Keystone species and vulnerable species in ecological communities: strong or weak interactors?
2005 (English)In: Journal of Theoretical Biology, ISSN 0022-5193, Vol. 35, no 1, 95-103 p.Article in journal (Refereed) Published

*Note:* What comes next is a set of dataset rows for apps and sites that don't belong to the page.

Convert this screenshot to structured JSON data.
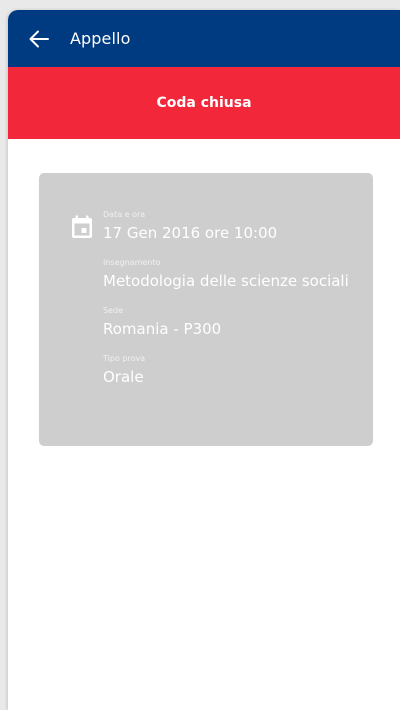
{
  "appbar": {
    "back_icon": "arrow-left-icon",
    "title": "Appello",
    "background": "#003a80"
  },
  "banner": {
    "text": "Coda chiusa",
    "background": "#f2283a"
  },
  "card": {
    "icon": "calendar-icon",
    "background": "#cecece",
    "fields": [
      {
        "label": "Data e ora",
        "value": "17 Gen 2016 ore 10:00"
      },
      {
        "label": "Insegnamento",
        "value": "Metodologia delle scienze sociali"
      },
      {
        "label": "Sede",
        "value": "Romania - P300"
      },
      {
        "label": "Tipo prova",
        "value": "Orale"
      }
    ]
  }
}
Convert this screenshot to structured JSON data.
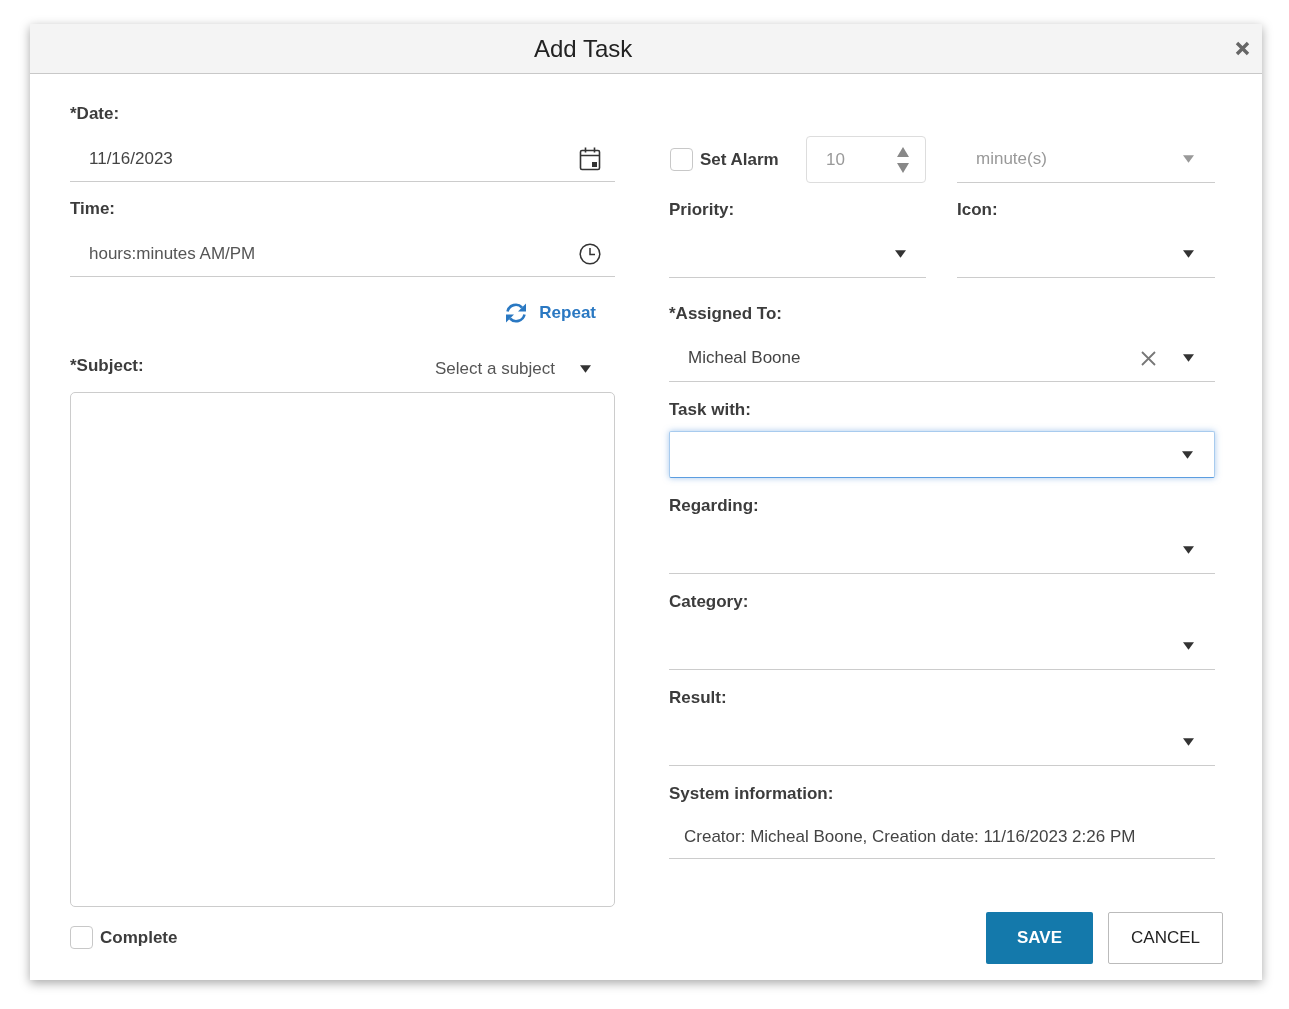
{
  "dialog": {
    "title": "Add Task"
  },
  "left": {
    "date": {
      "label": "*Date:",
      "value": "11/16/2023"
    },
    "time": {
      "label": "Time:",
      "placeholder": "hours:minutes AM/PM"
    },
    "repeat": {
      "label": "Repeat"
    },
    "subject": {
      "label": "*Subject:",
      "placeholder": "Select a subject"
    },
    "complete": {
      "label": "Complete",
      "checked": false
    }
  },
  "right": {
    "alarm": {
      "label": "Set Alarm",
      "checked": false,
      "amount": "10",
      "unit": "minute(s)",
      "disabled": true
    },
    "fields": [
      {
        "kind": "pair",
        "items": [
          {
            "label": "Priority:"
          },
          {
            "label": "Icon:"
          }
        ]
      },
      {
        "kind": "select",
        "label": "*Assigned To:",
        "value": "Micheal Boone",
        "focused": false
      },
      {
        "kind": "select",
        "label": "Task with:",
        "focused": true
      },
      {
        "kind": "select",
        "label": "Regarding:",
        "focused": false
      },
      {
        "kind": "select",
        "label": "Category:",
        "focused": false
      },
      {
        "kind": "select",
        "label": "Result:",
        "focused": false
      },
      {
        "kind": "text",
        "label": "System information:",
        "value": "Creator: Micheal Boone, Creation date: 11/16/2023 2:26 PM"
      }
    ]
  },
  "buttons": [
    {
      "label": "SAVE",
      "kind": "primary"
    },
    {
      "label": "CANCEL",
      "kind": "secondary"
    }
  ]
}
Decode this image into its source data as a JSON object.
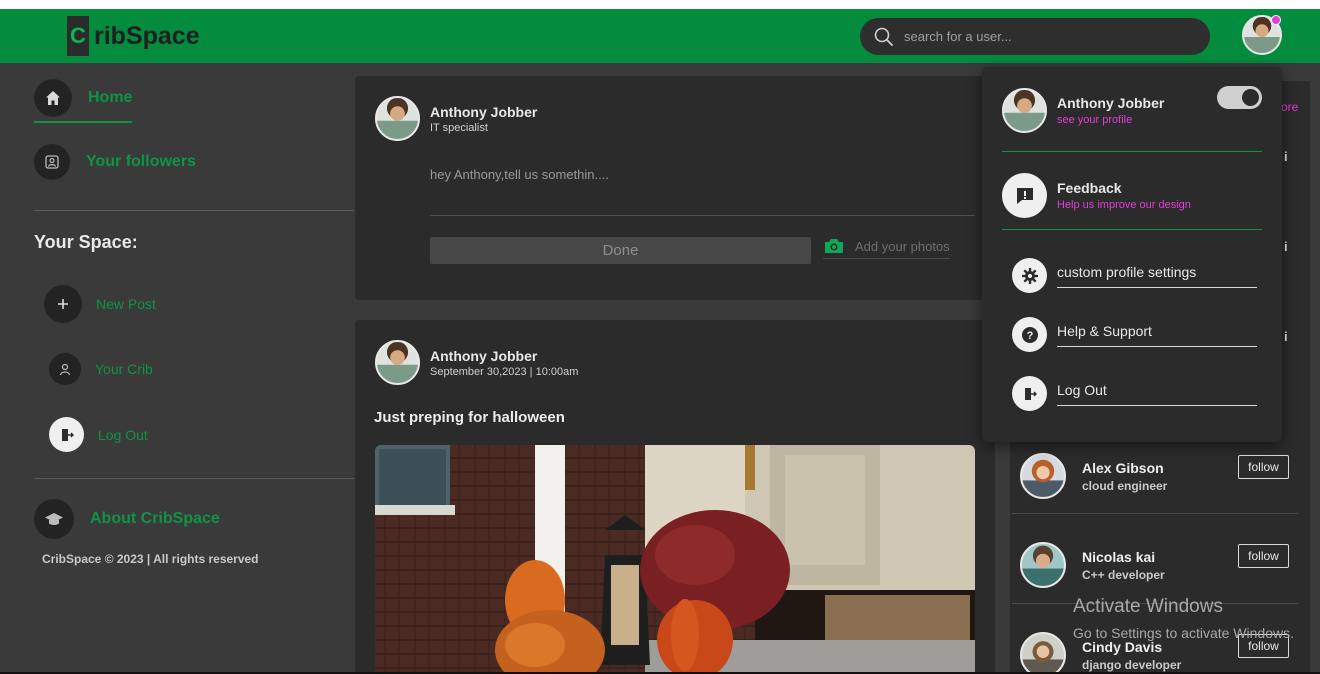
{
  "brand": {
    "logo_letter": "C",
    "name": "ribSpace"
  },
  "search": {
    "placeholder": "search for a user..."
  },
  "sidebar": {
    "home": "Home",
    "followers": "Your followers",
    "your_space_heading": "Your Space:",
    "new_post": "New Post",
    "your_crib": "Your Crib",
    "log_out": "Log Out",
    "about": "About CribSpace",
    "copyright": "CribSpace © 2023 | All rights reserved"
  },
  "composer": {
    "user_name": "Anthony Jobber",
    "user_role": "IT specialist",
    "prompt": "hey Anthony,tell us somethin....",
    "done_label": "Done",
    "add_photos_label": "Add your photos"
  },
  "post": {
    "user_name": "Anthony Jobber",
    "timestamp": "September 30,2023 | 10:00am",
    "text": "Just preping for halloween"
  },
  "dropdown": {
    "profile_name": "Anthony Jobber",
    "profile_link": "see your profile",
    "feedback_title": "Feedback",
    "feedback_sub": "Help us improve our design",
    "menu": [
      "custom profile settings",
      "Help & Support",
      "Log Out"
    ]
  },
  "right_peek": {
    "more": "ore",
    "i1": "i",
    "i2": "i",
    "i3": "i"
  },
  "suggestions": [
    {
      "name": "Alex Gibson",
      "role": "cloud engineer",
      "button": "follow"
    },
    {
      "name": "Nicolas kai",
      "role": "C++ developer",
      "button": "follow"
    },
    {
      "name": "Cindy Davis",
      "role": "django developer",
      "button": "follow"
    }
  ],
  "watermark": {
    "line1": "Activate Windows",
    "line2": "Go to Settings to activate Windows."
  },
  "colors": {
    "brand_green": "#038c3e",
    "nav_green": "#0f9446",
    "accent_pink": "#e23fd8",
    "panel_bg": "#2b2b2b",
    "page_bg": "#3a3a3a"
  }
}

The loss of a species from an ecological community can trigger a cascade of secondary extinctions. The probability of secondary extinction to take place and the number of secondary extinctions are likely to depend on the characteristics of the species that is lost—the strength of its interactions with other species—as well as on the distribution of interaction strengths in the whole community. Analysing the effects of species loss in model communities we found that removal of the following species categories triggered, on average, the largest number of secondary extinctions: (a) rare species interacting strongly with many consumers, (b) abundant basal species interacting weakly with their consumers and (c) abundant intermediate species interacting strongly with many resources. We also found that the keystone status of a species with given characteristics was context dependent, that is, dependent on the structure of the community where it was embedded. Species vulnerable to secondary extinctions were mainly species interacting weakly with their resources and species interacting strongly with their consumers.
Place, publisher, year, edition, pages
2005. Vol. 35, no 1, 95-103 p.
Species loss; Keystone species; Interaction strength; Community dynamics; Permanence; Secondary extinction
IdentifiersURN: urn:nbn:se:liu:diva-14053DOI: 10.1016/j.jtbi.2004.12.022OAI: oai:DiVA.org:liu-14053DiVA: diva2:22539